## WHAT TO PRODUCE
For the data below, report how many lines include the word "values", and write nothing else.

TASK DATA Block Start

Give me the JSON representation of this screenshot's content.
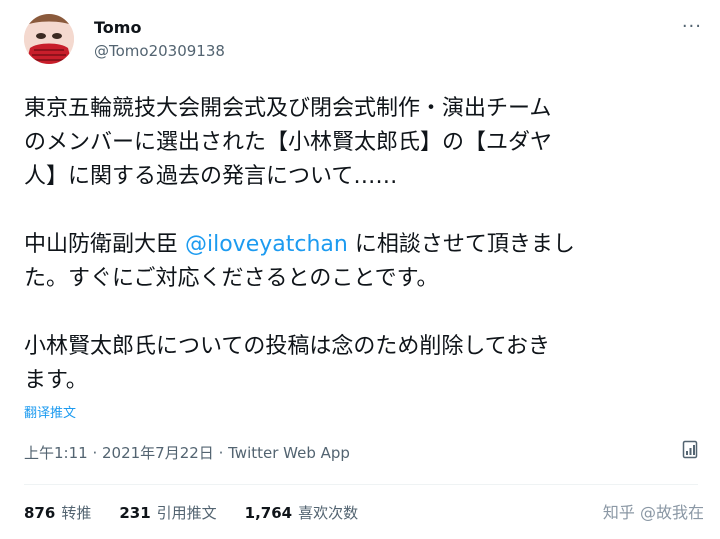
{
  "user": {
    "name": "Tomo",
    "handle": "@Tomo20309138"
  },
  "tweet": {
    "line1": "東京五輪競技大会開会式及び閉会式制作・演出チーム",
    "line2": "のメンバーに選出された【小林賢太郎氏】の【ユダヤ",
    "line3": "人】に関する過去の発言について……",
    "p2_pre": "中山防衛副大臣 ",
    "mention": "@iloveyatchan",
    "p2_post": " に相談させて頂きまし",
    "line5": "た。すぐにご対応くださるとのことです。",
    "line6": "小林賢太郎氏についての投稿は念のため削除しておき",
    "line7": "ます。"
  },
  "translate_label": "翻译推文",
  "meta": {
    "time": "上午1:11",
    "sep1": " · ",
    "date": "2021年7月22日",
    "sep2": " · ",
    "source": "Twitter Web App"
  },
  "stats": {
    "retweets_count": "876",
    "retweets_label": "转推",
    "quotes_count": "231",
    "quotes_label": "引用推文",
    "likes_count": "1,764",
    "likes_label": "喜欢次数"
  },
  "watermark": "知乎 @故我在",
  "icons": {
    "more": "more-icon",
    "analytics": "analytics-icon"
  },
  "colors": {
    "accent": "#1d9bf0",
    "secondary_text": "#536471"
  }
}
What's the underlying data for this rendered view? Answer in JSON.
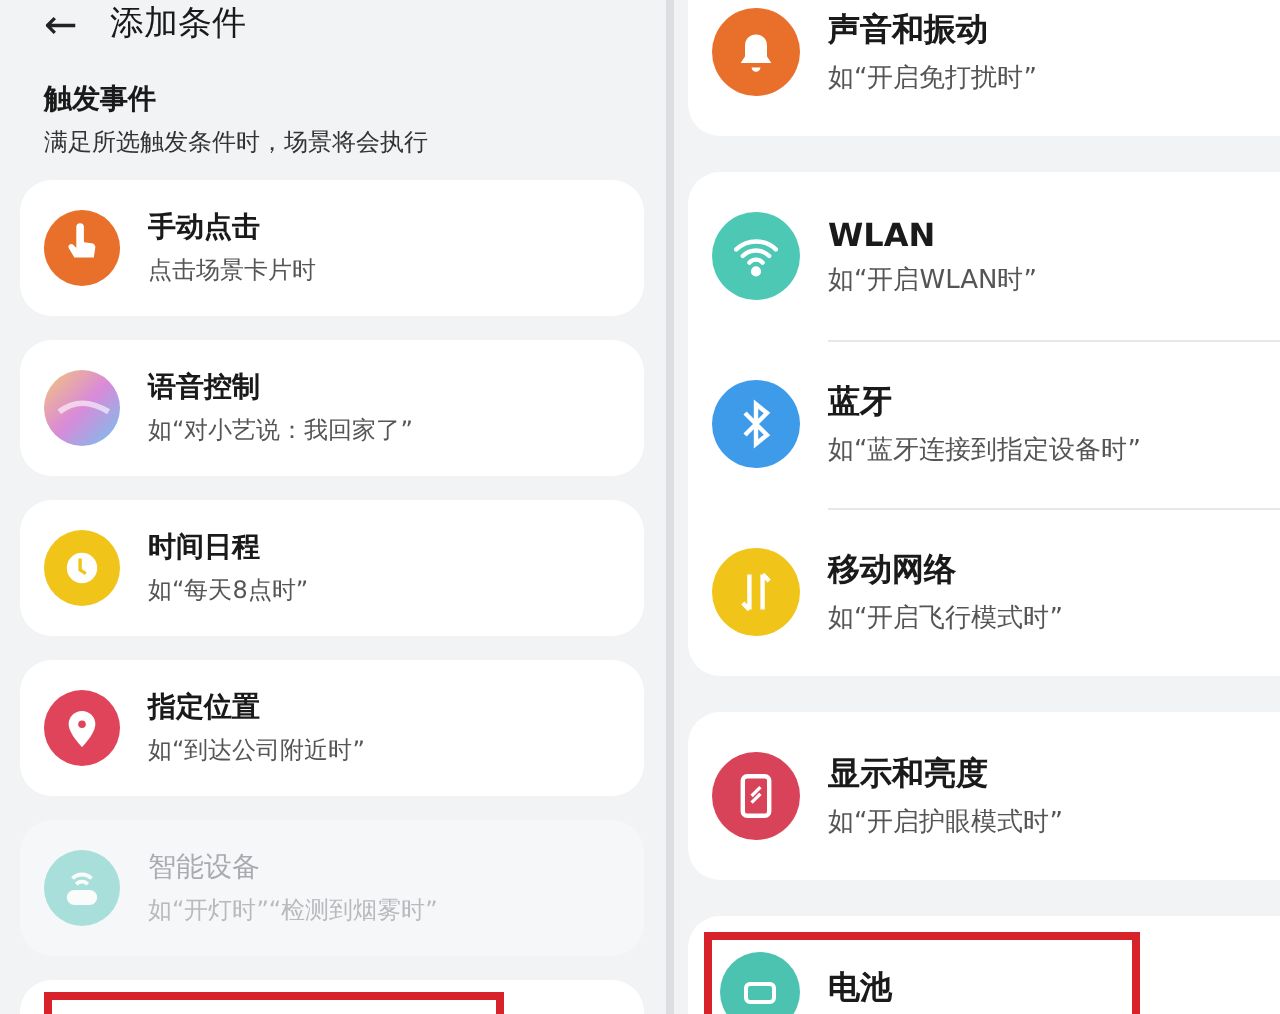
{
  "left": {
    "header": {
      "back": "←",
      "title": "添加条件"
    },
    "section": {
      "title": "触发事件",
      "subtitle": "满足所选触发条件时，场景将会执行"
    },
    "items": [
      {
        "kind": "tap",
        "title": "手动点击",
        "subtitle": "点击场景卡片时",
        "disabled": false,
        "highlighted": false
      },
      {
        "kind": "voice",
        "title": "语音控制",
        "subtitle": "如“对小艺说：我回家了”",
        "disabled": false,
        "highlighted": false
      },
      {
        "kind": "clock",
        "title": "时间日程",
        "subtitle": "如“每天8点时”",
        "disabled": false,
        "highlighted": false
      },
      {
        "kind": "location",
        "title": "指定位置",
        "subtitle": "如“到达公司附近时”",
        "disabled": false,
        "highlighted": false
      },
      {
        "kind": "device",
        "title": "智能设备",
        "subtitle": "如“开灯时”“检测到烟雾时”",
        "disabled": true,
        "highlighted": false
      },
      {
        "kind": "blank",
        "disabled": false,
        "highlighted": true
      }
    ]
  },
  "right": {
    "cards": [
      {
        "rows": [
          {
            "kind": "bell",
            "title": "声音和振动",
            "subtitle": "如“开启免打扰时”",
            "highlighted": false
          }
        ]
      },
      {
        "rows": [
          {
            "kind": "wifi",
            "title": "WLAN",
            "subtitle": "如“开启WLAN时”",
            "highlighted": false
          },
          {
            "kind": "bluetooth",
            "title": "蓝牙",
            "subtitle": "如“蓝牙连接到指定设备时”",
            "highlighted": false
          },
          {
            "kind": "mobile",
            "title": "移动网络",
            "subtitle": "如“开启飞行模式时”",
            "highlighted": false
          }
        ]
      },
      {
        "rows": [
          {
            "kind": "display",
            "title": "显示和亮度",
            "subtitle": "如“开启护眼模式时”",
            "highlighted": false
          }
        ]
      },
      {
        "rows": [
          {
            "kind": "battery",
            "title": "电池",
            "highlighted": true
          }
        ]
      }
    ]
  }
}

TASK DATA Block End
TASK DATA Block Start

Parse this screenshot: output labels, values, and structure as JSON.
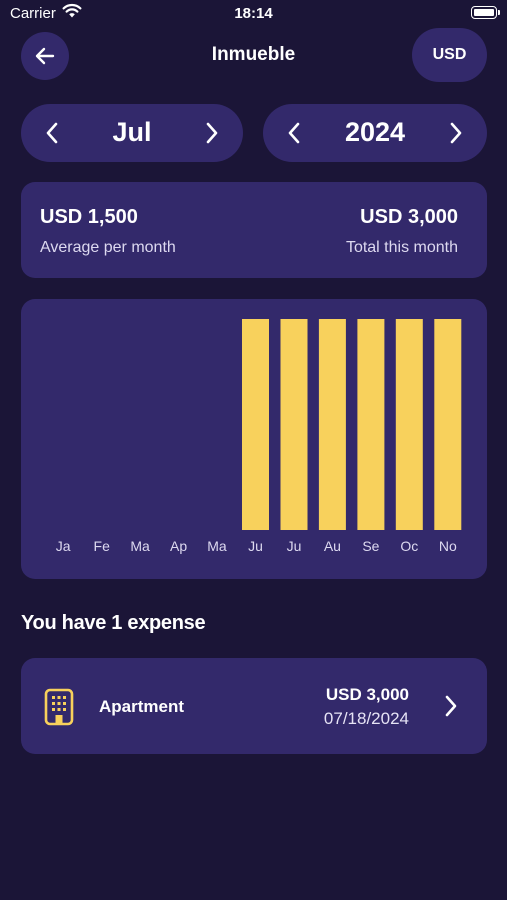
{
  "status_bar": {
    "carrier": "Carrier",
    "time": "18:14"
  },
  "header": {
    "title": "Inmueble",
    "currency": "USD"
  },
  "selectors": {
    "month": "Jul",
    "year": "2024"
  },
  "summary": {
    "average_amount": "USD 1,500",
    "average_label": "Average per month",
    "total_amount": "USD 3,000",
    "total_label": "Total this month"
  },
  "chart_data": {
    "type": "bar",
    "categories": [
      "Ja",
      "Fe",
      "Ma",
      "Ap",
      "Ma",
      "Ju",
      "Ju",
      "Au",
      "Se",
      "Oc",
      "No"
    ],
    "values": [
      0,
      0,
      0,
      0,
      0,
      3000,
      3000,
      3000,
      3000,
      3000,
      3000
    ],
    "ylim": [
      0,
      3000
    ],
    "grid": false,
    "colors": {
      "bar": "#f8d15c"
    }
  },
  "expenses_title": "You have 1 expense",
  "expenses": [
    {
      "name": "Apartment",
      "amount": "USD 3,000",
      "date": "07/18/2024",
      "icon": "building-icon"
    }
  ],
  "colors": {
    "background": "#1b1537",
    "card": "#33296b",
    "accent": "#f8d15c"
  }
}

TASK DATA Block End

## REPLY
2